Problem requirements » Repeat the material below. Keep every line exactly as written.

Recorded information »
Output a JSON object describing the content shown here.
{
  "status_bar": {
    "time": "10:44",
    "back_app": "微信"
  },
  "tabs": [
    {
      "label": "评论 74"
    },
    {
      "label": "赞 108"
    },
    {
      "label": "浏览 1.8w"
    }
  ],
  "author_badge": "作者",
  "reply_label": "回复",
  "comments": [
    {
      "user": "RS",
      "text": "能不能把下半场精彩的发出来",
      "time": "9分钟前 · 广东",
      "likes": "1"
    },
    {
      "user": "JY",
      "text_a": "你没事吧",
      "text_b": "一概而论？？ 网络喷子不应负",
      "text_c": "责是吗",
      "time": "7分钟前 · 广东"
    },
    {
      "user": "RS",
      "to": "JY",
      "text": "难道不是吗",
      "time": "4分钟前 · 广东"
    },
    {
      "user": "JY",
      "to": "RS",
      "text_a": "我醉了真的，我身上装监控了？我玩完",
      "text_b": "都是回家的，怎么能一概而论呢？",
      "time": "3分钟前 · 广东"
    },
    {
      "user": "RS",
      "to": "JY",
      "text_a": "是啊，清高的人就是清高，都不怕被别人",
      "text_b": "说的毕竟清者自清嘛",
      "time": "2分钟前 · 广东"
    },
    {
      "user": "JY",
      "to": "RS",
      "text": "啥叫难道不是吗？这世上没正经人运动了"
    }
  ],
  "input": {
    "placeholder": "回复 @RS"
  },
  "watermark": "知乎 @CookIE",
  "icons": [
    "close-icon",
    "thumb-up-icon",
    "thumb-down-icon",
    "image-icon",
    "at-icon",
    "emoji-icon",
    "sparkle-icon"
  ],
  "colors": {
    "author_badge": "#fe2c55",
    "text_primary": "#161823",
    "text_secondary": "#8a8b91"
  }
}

Answer area »
Output a JSON object describing the content shown here.
{
  "status_bar": {
    "time": "10:44",
    "back_app": "微信"
  },
  "tabs": [
    {
      "label": "评论 74"
    },
    {
      "label": "赞 108"
    },
    {
      "label": "浏览 1.8w"
    }
  ],
  "author_badge": "作者",
  "reply_label": "回复",
  "comments": [
    {
      "user": "RS",
      "text": "能不能把下半场精彩的发出来",
      "time": "9分钟前 · 广东",
      "likes": "1"
    },
    {
      "user": "JY",
      "text_a": "你没事吧",
      "text_b": "一概而论？？ 网络喷子不应负",
      "text_c": "责是吗",
      "time": "7分钟前 · 广东"
    },
    {
      "user": "RS",
      "to": "JY",
      "text": "难道不是吗",
      "time": "4分钟前 · 广东"
    },
    {
      "user": "JY",
      "to": "RS",
      "text_a": "我醉了真的，我身上装监控了？我玩完",
      "text_b": "都是回家的，怎么能一概而论呢？",
      "time": "3分钟前 · 广东"
    },
    {
      "user": "RS",
      "to": "JY",
      "text_a": "是啊，清高的人就是清高，都不怕被别人",
      "text_b": "说的毕竟清者自清嘛",
      "time": "2分钟前 · 广东"
    },
    {
      "user": "JY",
      "to": "RS",
      "text": "啥叫难道不是吗？这世上没正经人运动了"
    }
  ],
  "input": {
    "placeholder": "回复 @RS"
  },
  "watermark": "知乎 @CookIE",
  "icons": [
    "close-icon",
    "thumb-up-icon",
    "thumb-down-icon",
    "image-icon",
    "at-icon",
    "emoji-icon",
    "sparkle-icon"
  ],
  "colors": {
    "author_badge": "#fe2c55",
    "text_primary": "#161823",
    "text_secondary": "#8a8b91"
  }
}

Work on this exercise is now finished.